One of my last nights with my roommates
Yesterday, I left Jigme Losel Primary School, where I taught 5th graders.  Our sendoff from Jigme Losel was astonishing—five of us worked there, and we had no less than three sendoff events.   At the second, the children performed a variety of dances and kept serving us food.  In Bhutan sharing, especially sharing food, is a serious expression of friendship and love.  It isn’t necessarily about eating, but rather the act of giving.  To say the least, we felt the love in a major way—to the tune of each having four plates on our laps, food spilling off the edges and still children coming up and serving more.  At one point I had six drinks next to me—a tea, a coffee, a mango juice, and three kinds of soda.  The children then performed dances and sang songs. 

The last day with my 5th graders at Jigme Losel Primary School
 A few days later, Jigme Losel Primary School held a celebration for having just won an international award for educational innovation.  The Prime Minister and Minister of Education were both in attendance, and in front of these dignitaries the principal called the Wheaton students in front of the crowd and publicly thanked us for having been a part of her school.  The Prime Minister then took the stage and reiterated her thanks.  That was actually the third time we saw the Prime Minister—it felt like that part in Forrest Gump where he says, “And I met the Pres-eee-dent of the U-niii-ted states…AGAIN…”  Where else other than Bhutan could we have had this kind of experience?    
Jigme Losel Primary School children perform for the Prime Minister
To the future
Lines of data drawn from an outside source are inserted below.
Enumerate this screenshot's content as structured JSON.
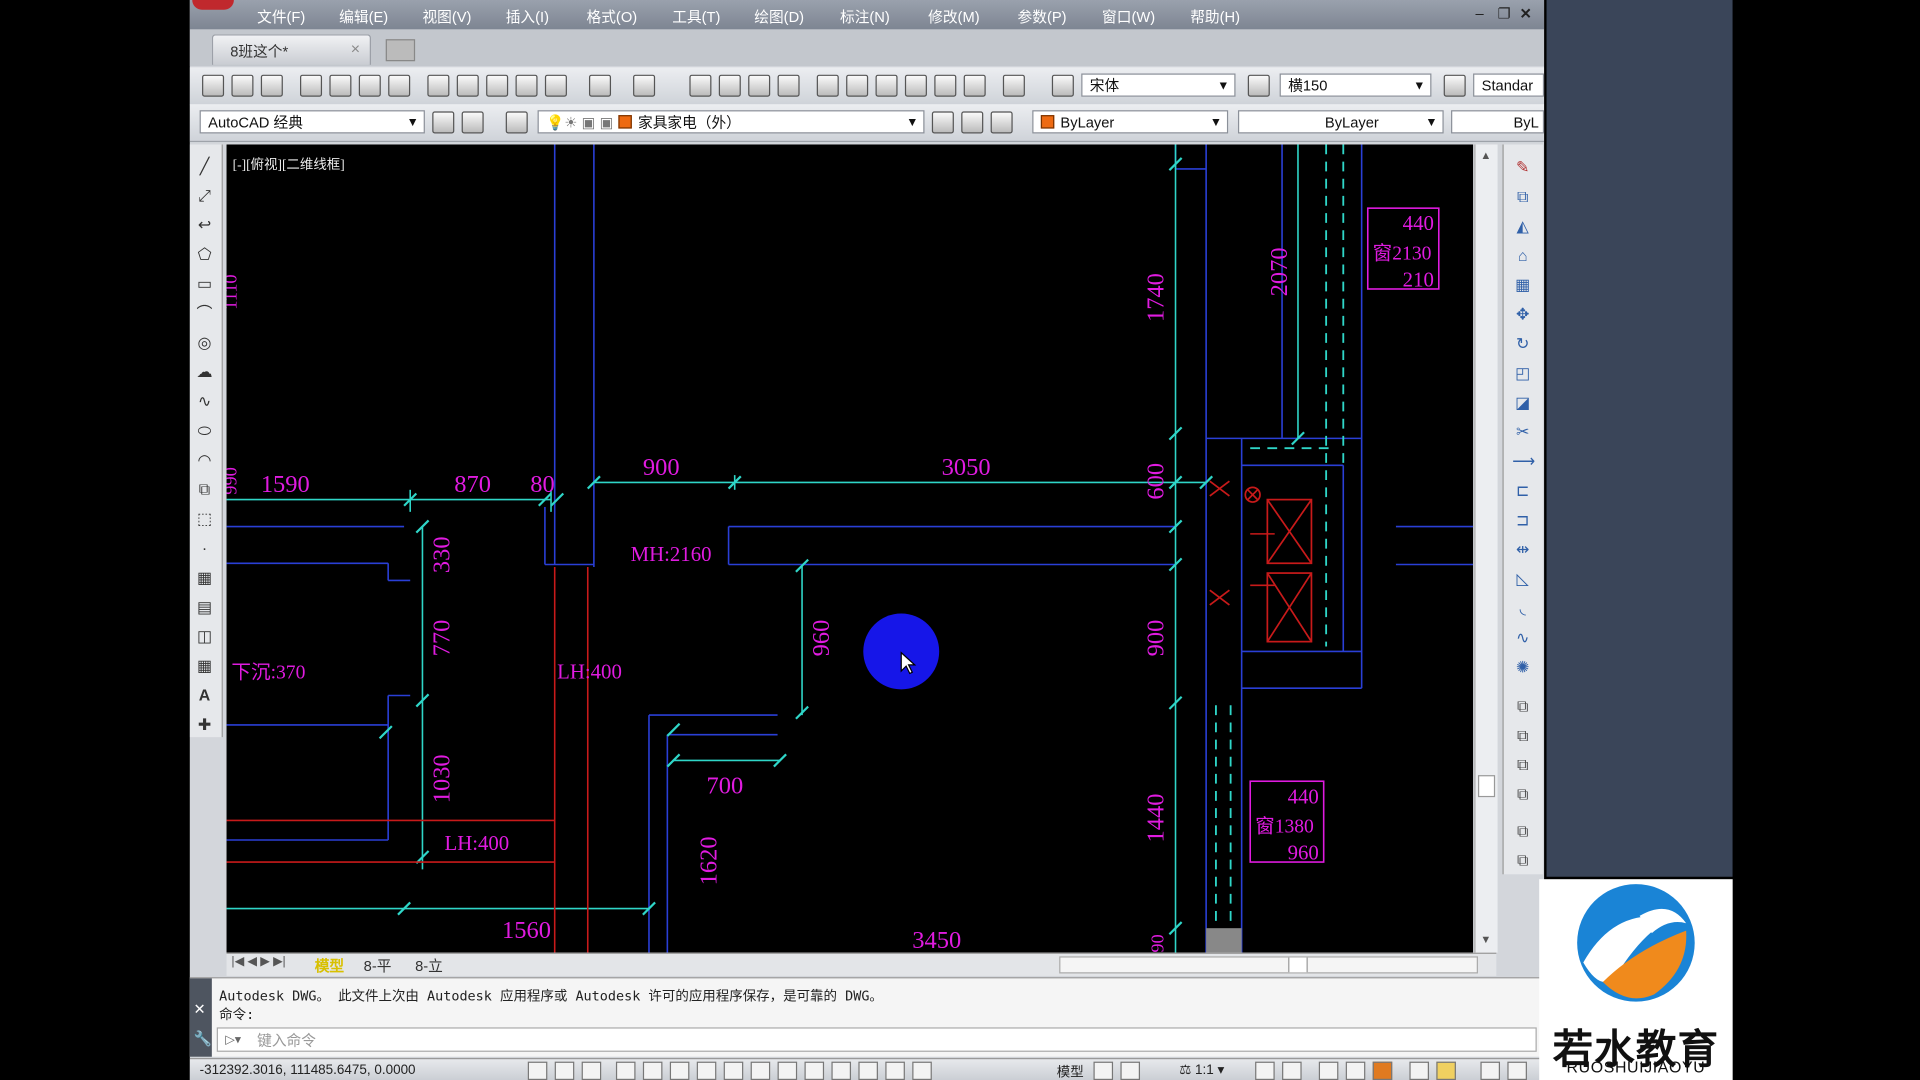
{
  "menu": [
    "文件(F)",
    "编辑(E)",
    "视图(V)",
    "插入(I)",
    "格式(O)",
    "工具(T)",
    "绘图(D)",
    "标注(N)",
    "修改(M)",
    "参数(P)",
    "窗口(W)",
    "帮助(H)"
  ],
  "doc_tab": {
    "label": "8班这个*",
    "close": "×"
  },
  "toolbar": {
    "textstyle_font": "宋体",
    "dimstyle": "横150",
    "tablestyle": "Standar",
    "workspace": "AutoCAD 经典",
    "layer": "家具家电（外）",
    "color": "ByLayer",
    "linetype": "ByLayer",
    "lineweight": "ByL"
  },
  "viewport_label": "[-][俯视][二维线框]",
  "dimensions": {
    "d1590": "1590",
    "d870": "870",
    "d80": "80",
    "d900a": "900",
    "d3050": "3050",
    "d600": "600",
    "d330": "330",
    "d770": "770",
    "d1030": "1030",
    "d960": "960",
    "d700": "700",
    "d1620": "1620",
    "d1560": "1560",
    "d3450": "3450",
    "d1740": "1740",
    "d2070": "2070",
    "d900b": "900",
    "d1440": "1440",
    "d1110": "1110",
    "d990": "990",
    "d90": "90"
  },
  "annotations": {
    "mh": "MH:2160",
    "xiachen": "下沉:370",
    "lh1": "LH:400",
    "lh2": "LH:400"
  },
  "window_tags": [
    {
      "l1": "440",
      "l2": "窗2130",
      "l3": "210"
    },
    {
      "l1": "440",
      "l2": "窗1380",
      "l3": "960"
    }
  ],
  "layout_tabs": [
    "模型",
    "8-平",
    "8-立"
  ],
  "command": {
    "line1": "Autodesk DWG。  此文件上次由 Autodesk 应用程序或 Autodesk 许可的应用程序保存，是可靠的 DWG。",
    "line2": "命令:",
    "placeholder": "键入命令"
  },
  "status": {
    "coords": "-312392.3016, 111485.6475, 0.0000",
    "model": "模型",
    "scale": "1:1"
  },
  "logo": {
    "cn": "若水教育",
    "en": "RUOSHUIJIAOYU"
  },
  "colors": {
    "dim_text": "#e01be0",
    "cyan_line": "#2fd6c8",
    "blue_wall": "#2a3fd6",
    "red_line": "#c81a1a",
    "cursor": "#1616e8"
  }
}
Whatever we do after Bhutan, we will all be better for our time spent here.  We have been fundamentally challenged in many ways, and have come out smarter and perhaps even a little wiser for it.  We have met incredible people.  We have had larger-than-life experiences on a regular basis.  We have navigated some of the most complicated questions of the 21st century—about social identity, national development, poverty, status, making a difference, volunteerism, one’s own role in society.  It was not always easy.  But tomorrow morning, we part ways.  And while no one will have quite the same thoughts or reflections as anyone else, each one of us can say we are better for having spent this semester in Bhutan.